§ **Description of the task**:
Show each line from the listing that includes the word "JSON".

::: Given data

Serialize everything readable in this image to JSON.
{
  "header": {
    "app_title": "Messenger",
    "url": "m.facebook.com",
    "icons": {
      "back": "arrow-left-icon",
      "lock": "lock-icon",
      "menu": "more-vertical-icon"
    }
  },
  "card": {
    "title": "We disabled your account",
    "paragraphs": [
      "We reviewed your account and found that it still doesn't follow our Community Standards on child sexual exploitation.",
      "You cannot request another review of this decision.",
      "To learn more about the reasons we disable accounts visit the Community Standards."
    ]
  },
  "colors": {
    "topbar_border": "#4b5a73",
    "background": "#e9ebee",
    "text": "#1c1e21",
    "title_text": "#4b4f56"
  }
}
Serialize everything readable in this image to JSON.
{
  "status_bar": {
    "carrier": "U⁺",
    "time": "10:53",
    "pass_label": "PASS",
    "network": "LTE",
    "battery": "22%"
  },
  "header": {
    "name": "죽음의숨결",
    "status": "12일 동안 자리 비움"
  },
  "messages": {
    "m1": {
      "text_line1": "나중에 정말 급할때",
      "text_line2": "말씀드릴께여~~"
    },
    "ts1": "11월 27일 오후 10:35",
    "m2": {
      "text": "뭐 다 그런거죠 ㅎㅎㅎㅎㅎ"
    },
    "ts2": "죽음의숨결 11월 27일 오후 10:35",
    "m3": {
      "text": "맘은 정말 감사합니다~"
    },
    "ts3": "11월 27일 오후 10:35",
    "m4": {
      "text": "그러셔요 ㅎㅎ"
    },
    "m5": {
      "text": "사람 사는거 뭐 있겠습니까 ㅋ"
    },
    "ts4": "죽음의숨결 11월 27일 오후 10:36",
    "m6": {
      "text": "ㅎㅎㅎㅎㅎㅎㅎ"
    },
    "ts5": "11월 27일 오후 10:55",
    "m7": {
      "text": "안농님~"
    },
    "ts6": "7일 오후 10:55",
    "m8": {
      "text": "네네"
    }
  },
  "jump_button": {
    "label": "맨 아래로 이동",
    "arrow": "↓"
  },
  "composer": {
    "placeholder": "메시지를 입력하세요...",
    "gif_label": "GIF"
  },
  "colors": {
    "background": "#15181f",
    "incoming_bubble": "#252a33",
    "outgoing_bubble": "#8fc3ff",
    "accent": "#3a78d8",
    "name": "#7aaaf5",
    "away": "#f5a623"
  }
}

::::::
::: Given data

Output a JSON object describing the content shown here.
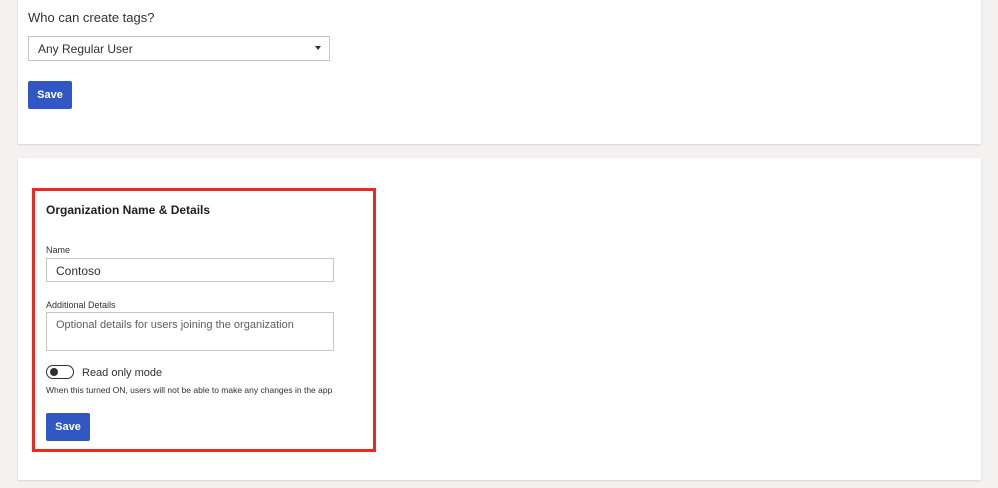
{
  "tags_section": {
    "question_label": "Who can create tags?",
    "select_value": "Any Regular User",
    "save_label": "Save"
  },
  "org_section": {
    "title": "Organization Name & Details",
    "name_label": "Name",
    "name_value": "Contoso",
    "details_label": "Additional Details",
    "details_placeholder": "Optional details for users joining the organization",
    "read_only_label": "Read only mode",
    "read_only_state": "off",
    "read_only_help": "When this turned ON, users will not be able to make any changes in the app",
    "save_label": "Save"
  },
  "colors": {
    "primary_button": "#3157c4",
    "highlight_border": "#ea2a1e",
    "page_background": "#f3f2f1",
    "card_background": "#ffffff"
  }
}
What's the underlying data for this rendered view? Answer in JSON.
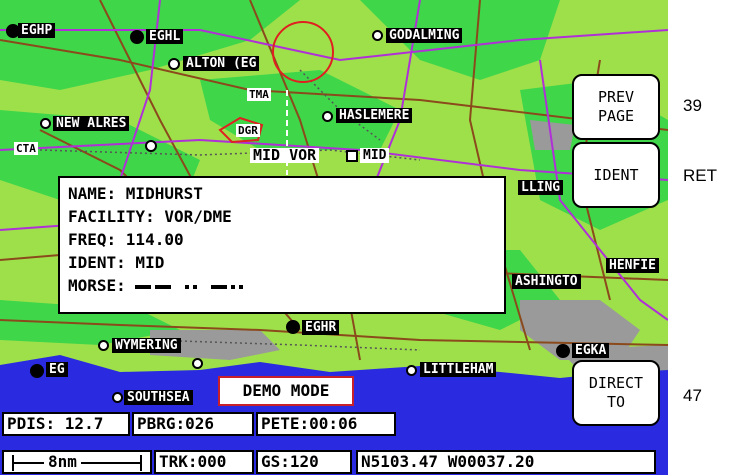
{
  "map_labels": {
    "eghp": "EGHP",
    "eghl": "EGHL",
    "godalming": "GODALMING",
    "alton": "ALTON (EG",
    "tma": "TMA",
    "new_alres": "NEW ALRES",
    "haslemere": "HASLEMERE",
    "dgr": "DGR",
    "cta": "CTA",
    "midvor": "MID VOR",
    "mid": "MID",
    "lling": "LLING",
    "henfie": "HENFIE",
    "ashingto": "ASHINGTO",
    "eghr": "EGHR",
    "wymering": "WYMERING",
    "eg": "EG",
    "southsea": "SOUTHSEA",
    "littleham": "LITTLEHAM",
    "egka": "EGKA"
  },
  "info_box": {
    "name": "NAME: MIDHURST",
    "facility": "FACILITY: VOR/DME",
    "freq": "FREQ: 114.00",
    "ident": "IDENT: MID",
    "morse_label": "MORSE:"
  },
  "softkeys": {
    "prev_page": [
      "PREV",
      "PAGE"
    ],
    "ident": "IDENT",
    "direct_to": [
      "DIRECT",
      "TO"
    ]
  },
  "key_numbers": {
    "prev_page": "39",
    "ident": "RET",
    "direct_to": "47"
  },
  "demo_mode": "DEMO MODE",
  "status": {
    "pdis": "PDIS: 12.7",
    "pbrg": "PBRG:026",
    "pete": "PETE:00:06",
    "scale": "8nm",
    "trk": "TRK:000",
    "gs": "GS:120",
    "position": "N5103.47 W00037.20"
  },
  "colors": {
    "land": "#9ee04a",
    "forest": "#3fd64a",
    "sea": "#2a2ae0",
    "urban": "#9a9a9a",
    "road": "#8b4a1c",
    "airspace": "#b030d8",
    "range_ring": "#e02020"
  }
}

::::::

§ **Result of the exercise**:
Serialize everything readable in this image to JSON.
Serialize everything readable in this image to JSON.
Output a JSON object describing the content shown here.
What's the underlying data for this rendered view? Answer in JSON.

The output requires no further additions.